Pope Francis | Celebrity chefs | The UK

Celebrity chef Nigella Lawson. Francesca Yorke/Getty Images


Celebrity chefs, most of whom are unbearably smug these days, says Camilla Long in The Sunday Times. “Scan cooking programmes now and you won’t see a single one worth watching… Instead you will find a strange collection of talentless gargoyles who mostly can’t cook and don’t know anything, participating in dreary contests where everything is built around personal journeys and their ‘relationships with food’.”


The UK, which is sending four million Pfizer jabs to Australia so it can speed up its vaccination programme, with the first batch of 292,000 doses due to be shipped shortly. “Thanks Boris, I owe you a beer, cheers,” said Aussie PM Scott Morrison at a press conference.

Villain (or just doofus)

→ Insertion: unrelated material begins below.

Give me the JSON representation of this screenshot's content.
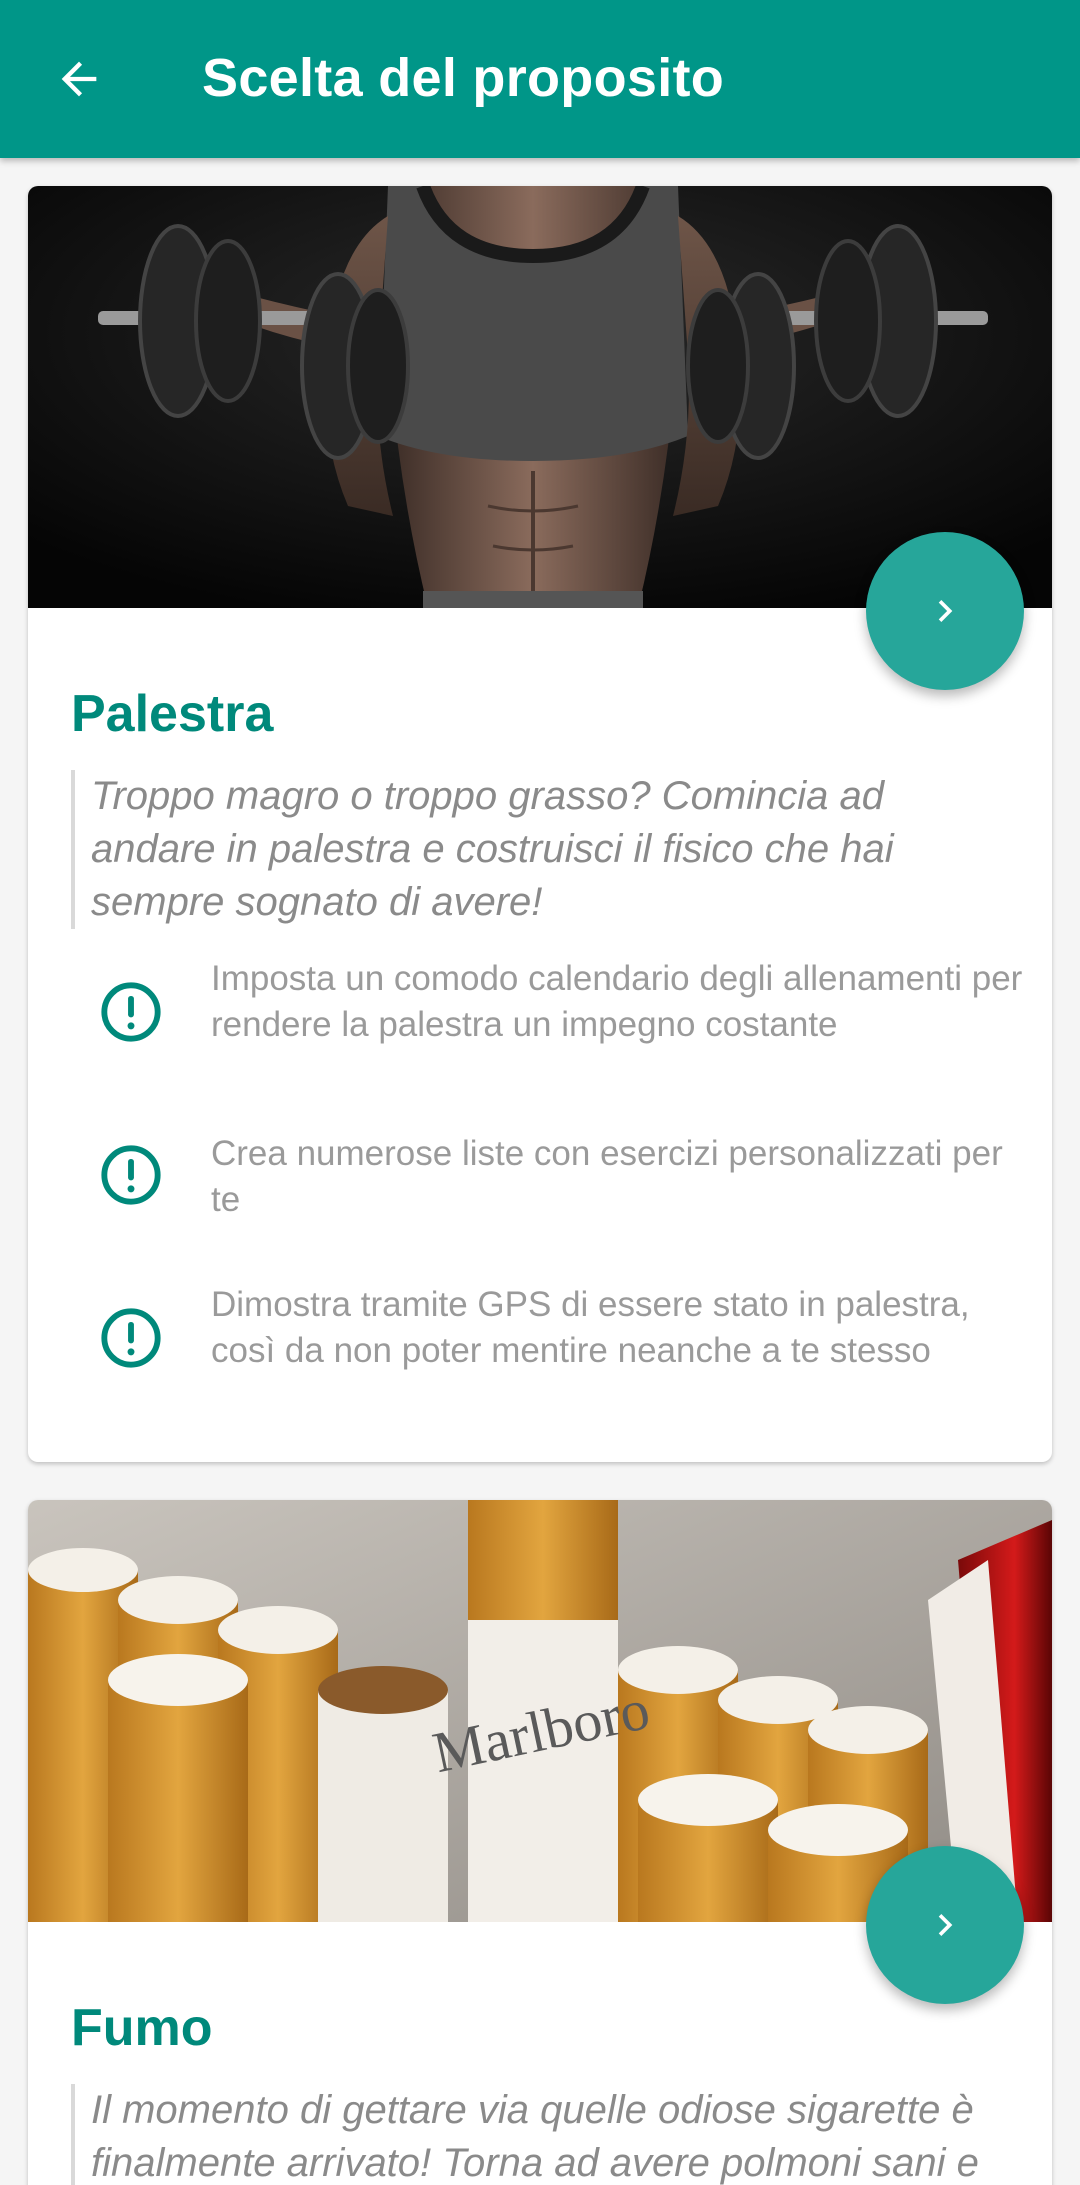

Pope Francis, who was asked for his views on Afghanistan and said he would respond with a quote from Angela Merkel: “It’s necessary to stop the irresponsible policy of enforcing [the West’s] own values on others without taking into account historic, ethnic and religious issues, and fully ignoring other people’s traditions.” The only problem? He was inadvertently quoting Vladimir Putin.


Matt Hancock, who is scrimping on an £87-a-night hotel in the Swiss Alps with his lover and former aide, Gina Coladangelo. A reporter for the Daily Mail peeked into the couples’ room and found twin beds pushed together. It’s almost certainly a downgrade for Coladangelo, whose husband, Oliver Tress, is thought to be worth £12m.


A German Green party volunteer, who placed a campaign poster over a light sensor, leaving the street lights in Gross Berssen, a village near the Dutch border, blazing for five days. The poster read: “There’s no getting round the climate target.”